Even in an area accustomed to weathering its fair share of disasters and emergencies, local leaders have struggled to deal with the unprecedented nature of the
“The biggest challenge is we have never seen anything like this, so from a planning perspective we’re addressing the issues as they arise,” Wilmington Mayor Bill Saffo said. “There is no game plan for this. We’re having to depend a lot on what our health experts are telling us.”
Because there is no definitive end date, he compared the current situation to “a never-ending hurricane.”
Saffo said in a region that depends heavily on tourism dollars, the effects of COVID-19 – including the restrictions officials have implemented to help curb the spread – are significant and far-reaching.
“This is going to have a dramatic impact on those businesses that cater to tourism and those ancillary businesses that support it,” he said. “There’s no doubt about that.”
Saffo said he is especially concerned about small business owners, many of whom still haven’t completely recovered from Hurricane Florence, which hit our area in September 2018.
“We’re all looking to see what kind of help we’re going to get from Washington, in addition to what other relief programs are going to be forthcoming and what kind of assistance we’re going to get from state,” he said. “We’re limited with funding locally.”
In fact, many municipalities and counties – including the City of Wilmington – are facing their own financial woes and will be looking for federal assistance themselves.

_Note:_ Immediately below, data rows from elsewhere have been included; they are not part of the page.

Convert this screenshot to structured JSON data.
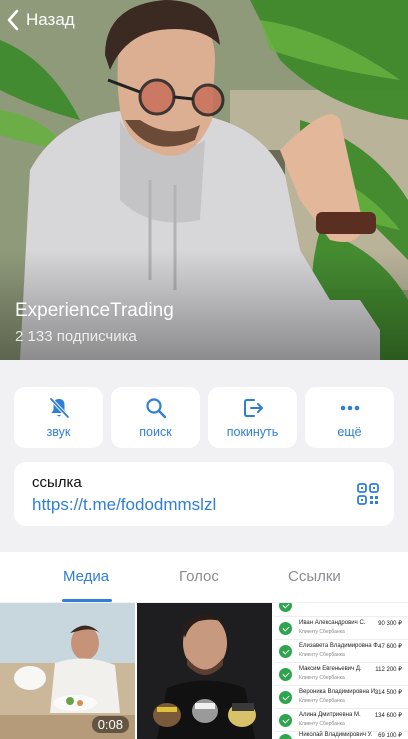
{
  "header": {
    "back_label": "Назад",
    "channel_name": "ExperienceTrading",
    "subscribers": "2 133 подписчика"
  },
  "actions": [
    {
      "label": "звук",
      "icon": "bell-slash-icon"
    },
    {
      "label": "поиск",
      "icon": "search-icon"
    },
    {
      "label": "покинуть",
      "icon": "leave-icon"
    },
    {
      "label": "ещё",
      "icon": "more-icon"
    }
  ],
  "link": {
    "title": "ссылка",
    "url": "https://t.me/fododmmslzl",
    "icon": "qr-code-icon"
  },
  "tabs": [
    {
      "label": "Медиа",
      "active": true
    },
    {
      "label": "Голос",
      "active": false
    },
    {
      "label": "Ссылки",
      "active": false
    }
  ],
  "media": {
    "video_duration": "0:08",
    "transfers": [
      {
        "name": "",
        "sub": "",
        "amount": ""
      },
      {
        "name": "Иван Александрович С.",
        "sub": "Клиенту Сбербанка",
        "amount": "90 300 ₽"
      },
      {
        "name": "Елизавета Владимировна Ф.",
        "sub": "Клиенту Сбербанка",
        "amount": "47 600 ₽"
      },
      {
        "name": "Максим Евгеньевич Д.",
        "sub": "Клиенту Сбербанка",
        "amount": "112 200 ₽"
      },
      {
        "name": "Вероника Владимировна И.",
        "sub": "Клиенту Сбербанка",
        "amount": "314 500 ₽"
      },
      {
        "name": "Алина Дмитриевна М.",
        "sub": "Клиенту Сбербанка",
        "amount": "134 600 ₽"
      },
      {
        "name": "Николай Владимирович У.",
        "sub": "Клиенту Сбербанка",
        "amount": "69 100 ₽"
      }
    ]
  },
  "colors": {
    "accent": "#2f7fd6",
    "background": "#f1f1f4",
    "card": "#ffffff"
  }
}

The loss of sales tax, room occupancy tax, and parking revenue will have budgetary repercussions, Saffo said.
Despite the economic losses, Southeastern North Carolina has largely been spared from the widespread public health crisis that has plagued other parts of the country as a result of COVID-19.
“I think the region has fared very well because dramatic action was taken by the elected officials in this region as well as what the Governor did,” Saffo said. “There’s no doubt about it. You can see it in the numbers. The overall effort has had a dramatic impact on tapping down
As a whole, the community has accepted responsibility and done its part to keep the number of cases low, he said.
“The people in this region are taking this seriously,” Saffo said. “They have done a phenomenal job. They are the reason we are where we are. I give them all the credit.”
With so many unknowns about COVID-19, it’s important to stay vigilant and keep safety at the forefront of the battle, he added.
“Every one of us has a part to play in this, and that’s to stay healthy,” Saffo said. “As long as everyone is healthy, then we’re winning.”